Australasian health IT week in review: June 11
Pulse+IT's weekly round-up of Australian and New Zealand health IT and eHealth news for the week ending June 11:
GP software blamed for gaping holes in vaccination records
Medical Observer ~ Rada Rouse ~ 10/06/2016
GPs are struggling to keep kids' vaccination records up-to-date, with practice software failures leading to dramatic holes in the data kept by the Australian Childhood Immunisation Register (ACIR).
Antibiotics being incorrectly prescribed in Australian nursing homes, prompting superbug fears
ABC News ~ Meredith Griffiths and Sophie Scott ~ 10/06/2016
There are fears Australian nursing homes are contributing to the creation of superbugs, with antibiotics being inappropriately prescribed in up to 20 per cent of cases.
Risk of a two-tier aged care system emerging after ACFI cuts: CEO
Australian Ageing Agenda ~ Darragh O'Keefe ~ 10/06/2016
New or re-assessed residents who can afford to pay for non-medication based pain management services that have been reduced by ACFI changes may choose to purchase them, but poorer seniors can’t afford to, says Richard Hearn.
CDM program fails to cut hospitalisations
Australian Doctor ~ Tessa Hoffman ~ 10/06/2016
A statewide chronic disease management program intended to reduce hospitalisations actually had the opposite effect, a study has found.
Indigenous touch for technology
New Zealand Herald ~ Helen Twose ~ 10/06/2016
IT system from West Auckland aims for overseas growth.
Computing told us how close we came to a global pandemic of a drug-resistant flu
The Conversation ~ James McCaw ~ 09/06/2016
Driven by the massive increases in computational resources now at our disposal, mathematical scientists are making significant contributions to the study of infection.
Free access to Australian standards no longer available in public libraries
Sydney Morning Herald ~ Lucy Cormack ~ 07/06/2016
Australian standards, which govern everything from the handling of food to safety regulations in the home building industry, will no longer be available in public libraries after a breakdown in publishing negotiations.
Better e-communication key to cutting Medicare costs, says new GP head at AMA
Australian Doctor ~ Kathryn Ryan ~ 07/06/2016
Digital communication between GPs, hospitals and other health services needs to be front and centre of future conversations with government on health funding, says Victorian GP Dr Tony Bartone.
Rebate freeze will set GPs back $11 per general patient consultation
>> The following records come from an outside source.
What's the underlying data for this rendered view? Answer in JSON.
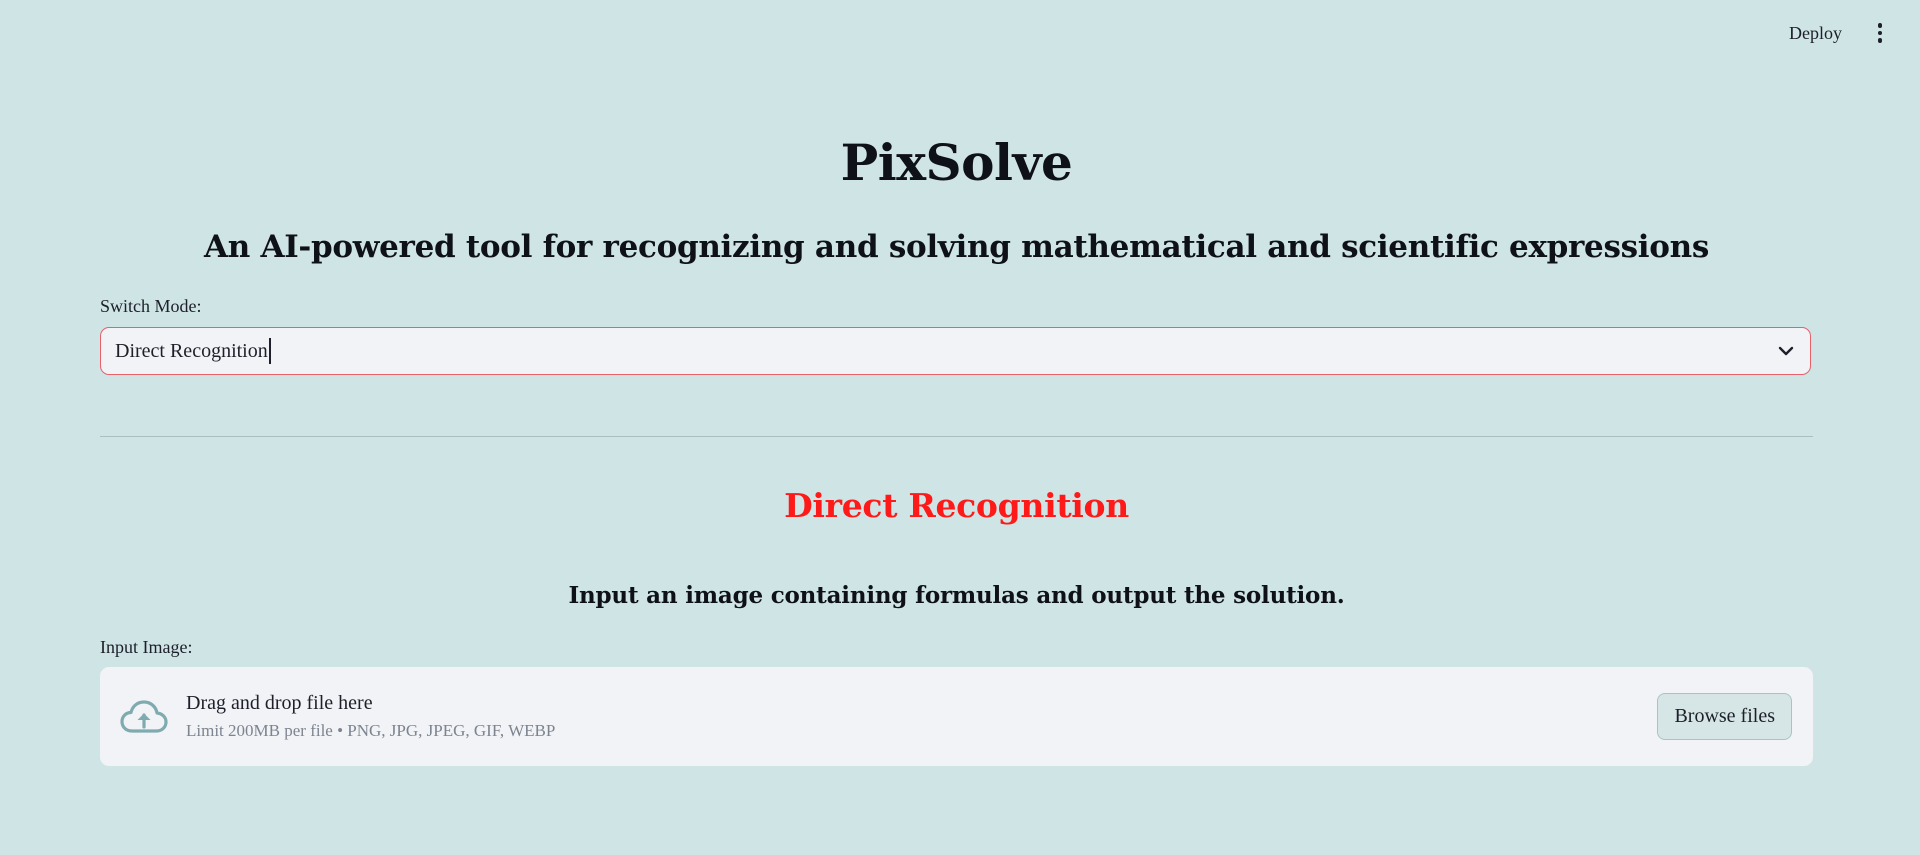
{
  "header": {
    "deploy_label": "Deploy",
    "menu_icon": "kebab-menu-icon"
  },
  "main": {
    "title": "PixSolve",
    "subtitle": "An AI-powered tool for recognizing and solving mathematical and scientific expressions",
    "mode_select": {
      "label": "Switch Mode:",
      "value": "Direct Recognition",
      "icon": "chevron-down-icon"
    },
    "section": {
      "title": "Direct Recognition",
      "title_color": "#ff1a1a",
      "description": "Input an image containing formulas and output the solution."
    },
    "uploader": {
      "label": "Input Image:",
      "drop_text": "Drag and drop file here",
      "limit_text": "Limit 200MB per file • PNG, JPG, JPEG, GIF, WEBP",
      "browse_label": "Browse files",
      "icon": "cloud-upload-icon"
    }
  },
  "colors": {
    "background": "#cfe4e5",
    "input_background": "#f1f3f6",
    "select_border": "#e8606a",
    "upload_icon": "#7faab0"
  }
}
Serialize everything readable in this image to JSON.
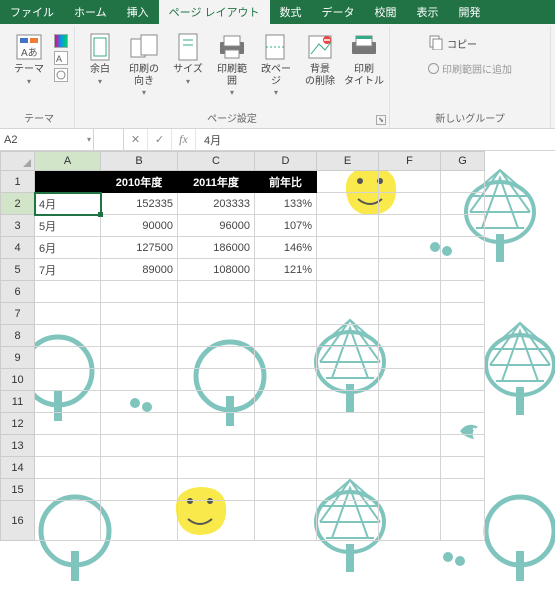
{
  "menu": {
    "tabs": [
      "ファイル",
      "ホーム",
      "挿入",
      "ページ レイアウト",
      "数式",
      "データ",
      "校閲",
      "表示",
      "開発"
    ],
    "active_index": 3
  },
  "ribbon": {
    "themes": {
      "label": "テーマ",
      "btn": "テーマ"
    },
    "page_setup": {
      "label": "ページ設定",
      "margins": "余白",
      "orientation": "印刷の\n向き",
      "size": "サイズ",
      "print_area": "印刷範囲",
      "breaks": "改ページ",
      "background": "背景\nの削除",
      "print_titles": "印刷\nタイトル"
    },
    "new_group": {
      "label": "新しいグループ",
      "copy": "コピー",
      "add_to_print_area": "印刷範囲に追加"
    }
  },
  "namebox": "A2",
  "formula": "4月",
  "columns": [
    "A",
    "B",
    "C",
    "D",
    "E",
    "F",
    "G"
  ],
  "rows": [
    "1",
    "2",
    "3",
    "4",
    "5",
    "6",
    "7",
    "8",
    "9",
    "10",
    "11",
    "12",
    "13",
    "14",
    "15",
    "16"
  ],
  "table": {
    "headers": {
      "b": "2010年度",
      "c": "2011年度",
      "d": "前年比"
    },
    "rows": [
      {
        "a": "4月",
        "b": "152335",
        "c": "203333",
        "d": "133%"
      },
      {
        "a": "5月",
        "b": "90000",
        "c": "96000",
        "d": "107%"
      },
      {
        "a": "6月",
        "b": "127500",
        "c": "186000",
        "d": "146%"
      },
      {
        "a": "7月",
        "b": "89000",
        "c": "108000",
        "d": "121%"
      }
    ]
  },
  "chart_data": {
    "type": "table",
    "title": "",
    "columns": [
      "",
      "2010年度",
      "2011年度",
      "前年比"
    ],
    "rows": [
      [
        "4月",
        152335,
        203333,
        "133%"
      ],
      [
        "5月",
        90000,
        96000,
        "107%"
      ],
      [
        "6月",
        127500,
        186000,
        "146%"
      ],
      [
        "7月",
        89000,
        108000,
        "121%"
      ]
    ]
  }
}
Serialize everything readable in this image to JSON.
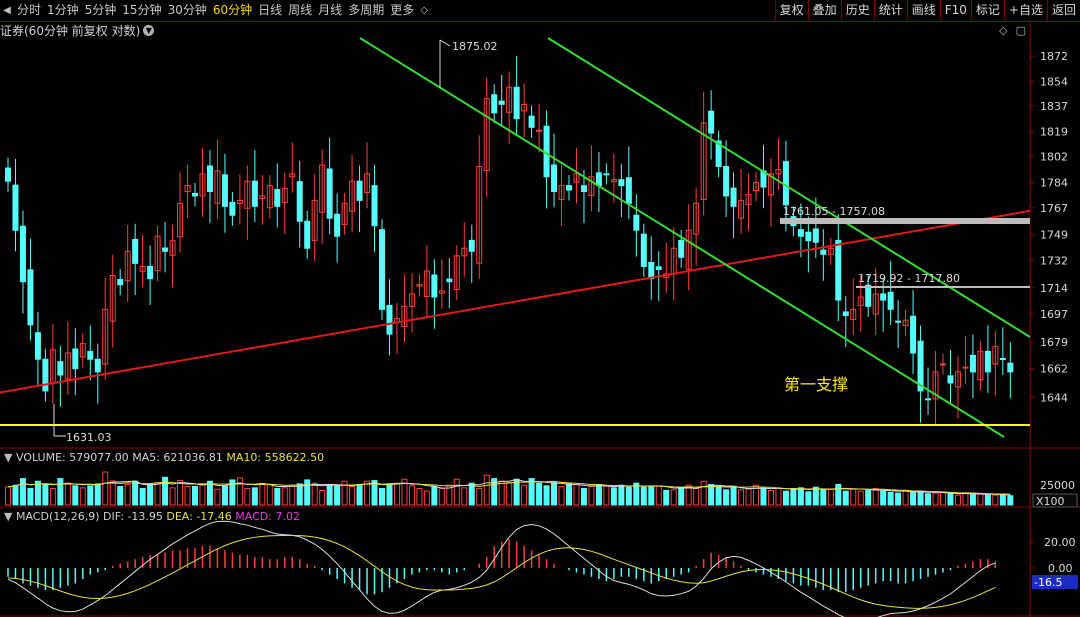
{
  "toolbar": {
    "periods": [
      "分时",
      "1分钟",
      "5分钟",
      "15分钟",
      "30分钟",
      "60分钟",
      "日线",
      "周线",
      "月线",
      "多周期",
      "更多"
    ],
    "active_period": "60分钟",
    "buttons": [
      "复权",
      "叠加",
      "历史",
      "统计",
      "画线",
      "F10",
      "标记",
      "+自选",
      "返回"
    ]
  },
  "chart_header": {
    "title": "证券(60分钟 前复权 对数)"
  },
  "colors": {
    "up": "#ff3c3c",
    "down": "#54fcfc",
    "axis": "#8b0000",
    "channel": "#33dd33",
    "trendline": "#e01818",
    "support": "#ffff00",
    "resistance": "#bdbdbd",
    "annotation": "#ffe800"
  },
  "chart_data": {
    "type": "candlestick",
    "price_axis": {
      "ticks": [
        "1872",
        "1854",
        "1837",
        "1819",
        "1802",
        "1784",
        "1767",
        "1749",
        "1732",
        "1714",
        "1697",
        "1679",
        "1662",
        "1644"
      ],
      "range": [
        1628,
        1880
      ],
      "scale": "log"
    },
    "closes": [
      1785,
      1752,
      1718,
      1690,
      1668,
      1648,
      1674,
      1658,
      1672,
      1662,
      1678,
      1668,
      1660,
      1700,
      1722,
      1716,
      1738,
      1730,
      1728,
      1720,
      1748,
      1738,
      1745,
      1770,
      1782,
      1775,
      1790,
      1778,
      1792,
      1768,
      1762,
      1772,
      1785,
      1768,
      1775,
      1782,
      1768,
      1780,
      1790,
      1758,
      1740,
      1772,
      1796,
      1760,
      1748,
      1770,
      1785,
      1772,
      1790,
      1755,
      1700,
      1684,
      1694,
      1702,
      1710,
      1716,
      1725,
      1708,
      1712,
      1718,
      1735,
      1740,
      1738,
      1795,
      1842,
      1832,
      1838,
      1850,
      1828,
      1838,
      1822,
      1820,
      1788,
      1778,
      1782,
      1779,
      1790,
      1778,
      1788,
      1782,
      1790,
      1786,
      1782,
      1770,
      1752,
      1728,
      1720,
      1726,
      1723,
      1740,
      1734,
      1752,
      1770,
      1825,
      1818,
      1795,
      1775,
      1768,
      1772,
      1776,
      1784,
      1781,
      1790,
      1793,
      1769,
      1755,
      1748,
      1745,
      1744,
      1736,
      1740,
      1706,
      1696,
      1700,
      1708,
      1702,
      1710,
      1706,
      1700,
      1692,
      1693,
      1672,
      1648,
      1643,
      1660,
      1665,
      1653,
      1660,
      1663,
      1660,
      1673,
      1660,
      1676,
      1668,
      1660
    ],
    "volume_panel": {
      "label": "VOLUME: 579077.00",
      "ma5": "MA5: 621036.81",
      "ma10": "MA10: 558622.50",
      "axis_ticks": [
        "25000",
        "X100"
      ],
      "bar_heights": [
        0.55,
        0.6,
        0.8,
        0.5,
        0.72,
        0.62,
        0.5,
        0.8,
        0.66,
        0.58,
        0.52,
        0.58,
        0.64,
        1.0,
        0.73,
        0.56,
        0.62,
        0.72,
        0.5,
        0.63,
        0.68,
        0.84,
        0.52,
        0.74,
        0.56,
        0.56,
        0.64,
        0.72,
        0.48,
        0.57,
        0.76,
        0.82,
        0.5,
        0.52,
        0.65,
        0.62,
        0.5,
        0.52,
        0.56,
        0.64,
        0.76,
        0.66,
        0.44,
        0.62,
        0.58,
        0.72,
        0.56,
        0.62,
        0.72,
        0.74,
        0.5,
        0.64,
        0.66,
        0.78,
        0.58,
        0.5,
        0.42,
        0.56,
        0.5,
        0.6,
        0.78,
        0.52,
        0.66,
        0.5,
        0.9,
        0.8,
        0.72,
        0.68,
        0.78,
        0.6,
        0.8,
        0.66,
        0.58,
        0.68,
        0.56,
        0.64,
        0.62,
        0.5,
        0.56,
        0.62,
        0.58,
        0.52,
        0.6,
        0.54,
        0.66,
        0.54,
        0.56,
        0.58,
        0.44,
        0.46,
        0.52,
        0.6,
        0.5,
        0.72,
        0.62,
        0.56,
        0.46,
        0.52,
        0.46,
        0.48,
        0.6,
        0.5,
        0.44,
        0.52,
        0.42,
        0.5,
        0.52,
        0.4,
        0.54,
        0.46,
        0.48,
        0.62,
        0.42,
        0.48,
        0.42,
        0.44,
        0.5,
        0.42,
        0.38,
        0.36,
        0.44,
        0.4,
        0.4,
        0.34,
        0.36,
        0.38,
        0.34,
        0.3,
        0.36,
        0.32,
        0.34,
        0.3,
        0.3,
        0.32,
        0.28
      ]
    },
    "macd_panel": {
      "label": "MACD(12,26,9)",
      "dif": "DIF: -13.95",
      "dea": "DEA: -17.46",
      "macd": "MACD: 7.02",
      "axis_ticks": [
        "20.00",
        "0.00"
      ],
      "current_value": "-16.5",
      "histogram": [
        -8,
        -10,
        -14,
        -16,
        -18,
        -20,
        -20,
        -18,
        -16,
        -14,
        -10,
        -6,
        -4,
        -2,
        2,
        4,
        6,
        8,
        10,
        12,
        12,
        14,
        16,
        16,
        18,
        18,
        20,
        20,
        18,
        16,
        14,
        12,
        12,
        10,
        10,
        8,
        8,
        10,
        10,
        8,
        4,
        2,
        -2,
        -6,
        -10,
        -14,
        -18,
        -20,
        -24,
        -24,
        -22,
        -18,
        -14,
        -10,
        -6,
        -4,
        -2,
        -2,
        -4,
        -6,
        -4,
        -2,
        0,
        4,
        10,
        20,
        24,
        26,
        24,
        20,
        16,
        12,
        8,
        4,
        0,
        -2,
        -4,
        -6,
        -8,
        -10,
        -12,
        -10,
        -8,
        -8,
        -10,
        -12,
        -14,
        -12,
        -10,
        -8,
        -6,
        -4,
        2,
        8,
        14,
        12,
        10,
        6,
        2,
        -2,
        -4,
        -6,
        -8,
        -10,
        -12,
        -14,
        -16,
        -16,
        -18,
        -20,
        -20,
        -22,
        -22,
        -20,
        -18,
        -16,
        -14,
        -12,
        -12,
        -14,
        -14,
        -12,
        -10,
        -8,
        -6,
        -4,
        -2,
        2,
        4,
        6,
        8,
        8,
        6
      ]
    },
    "annotations": {
      "high_label": "1875.02",
      "low_label": "1631.03",
      "resistance1_label": "1761.05 - 1757.08",
      "resistance2_label": "1719.92 - 1717.80",
      "support_label": "第一支撑"
    }
  }
}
The Conversation ~ Christopher Harrison ~ 06/06/2016
Our new research shows that, by the end of June 2020, an average full-time GP will have lost A$109,000 in total income due to the freeze since July 2015.
Posted in Australian eHealth